RECORDS SHOWN
···

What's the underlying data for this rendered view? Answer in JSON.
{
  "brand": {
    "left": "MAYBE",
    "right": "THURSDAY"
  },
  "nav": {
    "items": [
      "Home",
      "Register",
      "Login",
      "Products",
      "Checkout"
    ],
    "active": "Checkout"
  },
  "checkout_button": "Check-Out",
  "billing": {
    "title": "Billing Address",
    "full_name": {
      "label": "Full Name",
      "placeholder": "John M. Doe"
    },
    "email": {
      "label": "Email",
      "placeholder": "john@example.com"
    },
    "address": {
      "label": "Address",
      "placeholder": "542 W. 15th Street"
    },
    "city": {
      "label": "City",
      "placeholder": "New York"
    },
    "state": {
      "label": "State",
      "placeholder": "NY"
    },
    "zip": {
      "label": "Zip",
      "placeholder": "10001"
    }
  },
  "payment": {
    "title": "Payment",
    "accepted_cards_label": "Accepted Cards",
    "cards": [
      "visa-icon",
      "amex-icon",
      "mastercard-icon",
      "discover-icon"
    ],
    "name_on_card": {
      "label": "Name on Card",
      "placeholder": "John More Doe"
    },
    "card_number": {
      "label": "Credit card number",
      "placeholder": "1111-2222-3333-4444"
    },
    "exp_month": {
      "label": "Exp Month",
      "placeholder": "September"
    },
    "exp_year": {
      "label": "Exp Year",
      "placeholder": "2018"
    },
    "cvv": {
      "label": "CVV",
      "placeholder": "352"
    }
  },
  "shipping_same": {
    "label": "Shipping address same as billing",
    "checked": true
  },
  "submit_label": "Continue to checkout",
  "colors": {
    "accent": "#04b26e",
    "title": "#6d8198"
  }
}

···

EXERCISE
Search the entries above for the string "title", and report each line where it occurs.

SOLUTION BELOW
    "title": "Billing Address",
    "title": "Payment",
    "title": "#6d8198"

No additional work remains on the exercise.